(Data records)
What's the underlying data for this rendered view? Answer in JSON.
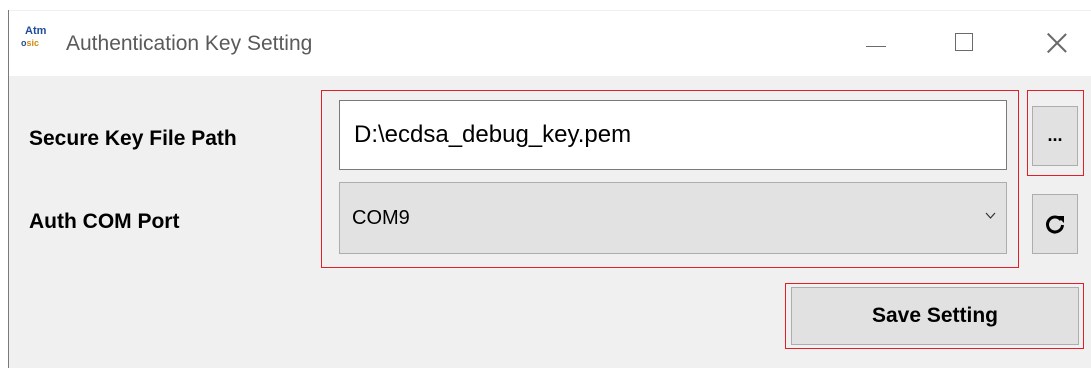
{
  "window": {
    "title": "Authentication Key Setting",
    "logo_top": "Atm",
    "logo_bottom_a": "o",
    "logo_bottom_b": "sic"
  },
  "form": {
    "key_path_label": "Secure Key File Path",
    "key_path_value": "D:\\ecdsa_debug_key.pem",
    "browse_label": "...",
    "com_port_label": "Auth COM Port",
    "com_port_value": "COM9",
    "refresh_icon": "refresh-icon",
    "save_label": "Save Setting"
  },
  "colors": {
    "highlight": "#e01f2a",
    "window_bg": "#f0f0f0",
    "button_bg": "#e1e1e1"
  }
}
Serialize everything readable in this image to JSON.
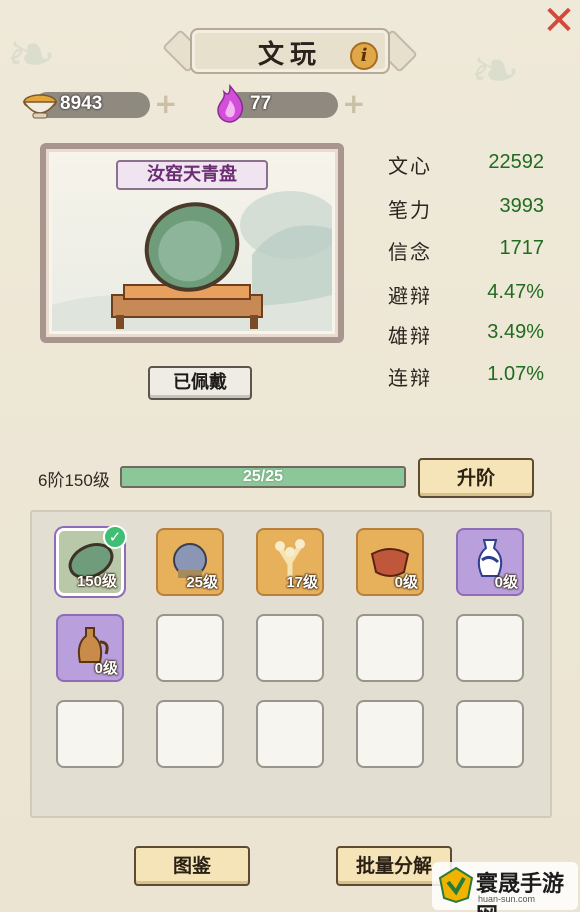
{
  "header": {
    "title": "文玩",
    "info_label": "i"
  },
  "currencies": [
    {
      "name": "ink",
      "value": "8943",
      "icon": "ink-bowl-icon"
    },
    {
      "name": "spirit",
      "value": "77",
      "icon": "purple-flame-icon"
    }
  ],
  "item": {
    "name": "汝窑天青盘",
    "worn_label": "已佩戴"
  },
  "stats": [
    {
      "name": "文心",
      "value": "22592"
    },
    {
      "name": "笔力",
      "value": "3993"
    },
    {
      "name": "信念",
      "value": "1717"
    },
    {
      "name": "避辩",
      "value": "4.47%"
    },
    {
      "name": "雄辩",
      "value": "3.49%"
    },
    {
      "name": "连辩",
      "value": "1.07%"
    }
  ],
  "level": {
    "label": "6阶150级",
    "progress_text": "25/25",
    "progress_fraction": 1.0,
    "upgrade_label": "升阶"
  },
  "grid": {
    "items": [
      {
        "level": "150级",
        "rarity": "green",
        "selected": true,
        "icon": "celadon-dish-icon"
      },
      {
        "level": "25级",
        "rarity": "orange",
        "selected": false,
        "icon": "incense-burner-icon"
      },
      {
        "level": "17级",
        "rarity": "orange",
        "selected": false,
        "icon": "coral-tree-icon"
      },
      {
        "level": "0级",
        "rarity": "orange",
        "selected": false,
        "icon": "ox-cup-icon"
      },
      {
        "level": "0级",
        "rarity": "purple",
        "selected": false,
        "icon": "blue-white-vase-icon"
      },
      {
        "level": "0级",
        "rarity": "purple",
        "selected": false,
        "icon": "bronze-ewer-icon"
      }
    ]
  },
  "bottom": {
    "catalog_label": "图鉴",
    "batch_decompose_label": "批量分解"
  },
  "watermark": {
    "main": "寰晟手游网",
    "sub": "huan-sun.com"
  },
  "colors": {
    "stat_value": "#1f6b1f",
    "progress_fill": "#8cc79a",
    "close": "#d24a3a",
    "item_name": "#6b2e73"
  }
}
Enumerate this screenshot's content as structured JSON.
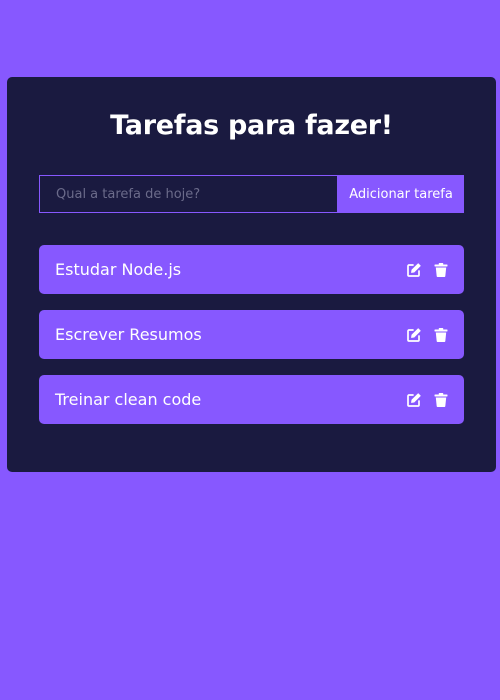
{
  "app": {
    "title": "Tarefas para fazer!"
  },
  "form": {
    "input_placeholder": "Qual a tarefa de hoje?",
    "input_value": "",
    "submit_label": "Adicionar tarefa"
  },
  "todos": [
    {
      "label": "Estudar Node.js",
      "icons": [
        "edit-icon",
        "trash-icon"
      ]
    },
    {
      "label": "Escrever Resumos",
      "icons": [
        "edit-icon",
        "trash-icon"
      ]
    },
    {
      "label": "Treinar clean code",
      "icons": [
        "edit-icon",
        "trash-icon"
      ]
    }
  ],
  "colors": {
    "background": "#8758ff",
    "card": "#1a1a40",
    "accent": "#8758ff",
    "text": "#ffffff"
  }
}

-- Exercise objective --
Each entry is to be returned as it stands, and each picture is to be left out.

-- Response --
What's the underlying data for this rendered view? Answer in JSON.
{
  "window": {
    "title": "Authentication Key Setting",
    "logo_top": "Atm",
    "logo_bottom_a": "o",
    "logo_bottom_b": "sic"
  },
  "form": {
    "key_path_label": "Secure Key File Path",
    "key_path_value": "D:\\ecdsa_debug_key.pem",
    "browse_label": "...",
    "com_port_label": "Auth COM Port",
    "com_port_value": "COM9",
    "refresh_icon": "refresh-icon",
    "save_label": "Save Setting"
  },
  "colors": {
    "highlight": "#e01f2a",
    "window_bg": "#f0f0f0",
    "button_bg": "#e1e1e1"
  }
}
Serialize everything readable in this image to JSON.
{
  "header": {
    "title": "文玩",
    "info_label": "i"
  },
  "currencies": [
    {
      "name": "ink",
      "value": "8943",
      "icon": "ink-bowl-icon"
    },
    {
      "name": "spirit",
      "value": "77",
      "icon": "purple-flame-icon"
    }
  ],
  "item": {
    "name": "汝窑天青盘",
    "worn_label": "已佩戴"
  },
  "stats": [
    {
      "name": "文心",
      "value": "22592"
    },
    {
      "name": "笔力",
      "value": "3993"
    },
    {
      "name": "信念",
      "value": "1717"
    },
    {
      "name": "避辩",
      "value": "4.47%"
    },
    {
      "name": "雄辩",
      "value": "3.49%"
    },
    {
      "name": "连辩",
      "value": "1.07%"
    }
  ],
  "level": {
    "label": "6阶150级",
    "progress_text": "25/25",
    "progress_fraction": 1.0,
    "upgrade_label": "升阶"
  },
  "grid": {
    "items": [
      {
        "level": "150级",
        "rarity": "green",
        "selected": true,
        "icon": "celadon-dish-icon"
      },
      {
        "level": "25级",
        "rarity": "orange",
        "selected": false,
        "icon": "incense-burner-icon"
      },
      {
        "level": "17级",
        "rarity": "orange",
        "selected": false,
        "icon": "coral-tree-icon"
      },
      {
        "level": "0级",
        "rarity": "orange",
        "selected": false,
        "icon": "ox-cup-icon"
      },
      {
        "level": "0级",
        "rarity": "purple",
        "selected": false,
        "icon": "blue-white-vase-icon"
      },
      {
        "level": "0级",
        "rarity": "purple",
        "selected": false,
        "icon": "bronze-ewer-icon"
      }
    ]
  },
  "bottom": {
    "catalog_label": "图鉴",
    "batch_decompose_label": "批量分解"
  },
  "watermark": {
    "main": "寰晟手游网",
    "sub": "huan-sun.com"
  },
  "colors": {
    "stat_value": "#1f6b1f",
    "progress_fill": "#8cc79a",
    "close": "#d24a3a",
    "item_name": "#6b2e73"
  }
}
Enumerate this screenshot's content as structured JSON.
{
  "app": {
    "title": "Tarefas para fazer!"
  },
  "form": {
    "input_placeholder": "Qual a tarefa de hoje?",
    "input_value": "",
    "submit_label": "Adicionar tarefa"
  },
  "todos": [
    {
      "label": "Estudar Node.js",
      "icons": [
        "edit-icon",
        "trash-icon"
      ]
    },
    {
      "label": "Escrever Resumos",
      "icons": [
        "edit-icon",
        "trash-icon"
      ]
    },
    {
      "label": "Treinar clean code",
      "icons": [
        "edit-icon",
        "trash-icon"
      ]
    }
  ],
  "colors": {
    "background": "#8758ff",
    "card": "#1a1a40",
    "accent": "#8758ff",
    "text": "#ffffff"
  }
}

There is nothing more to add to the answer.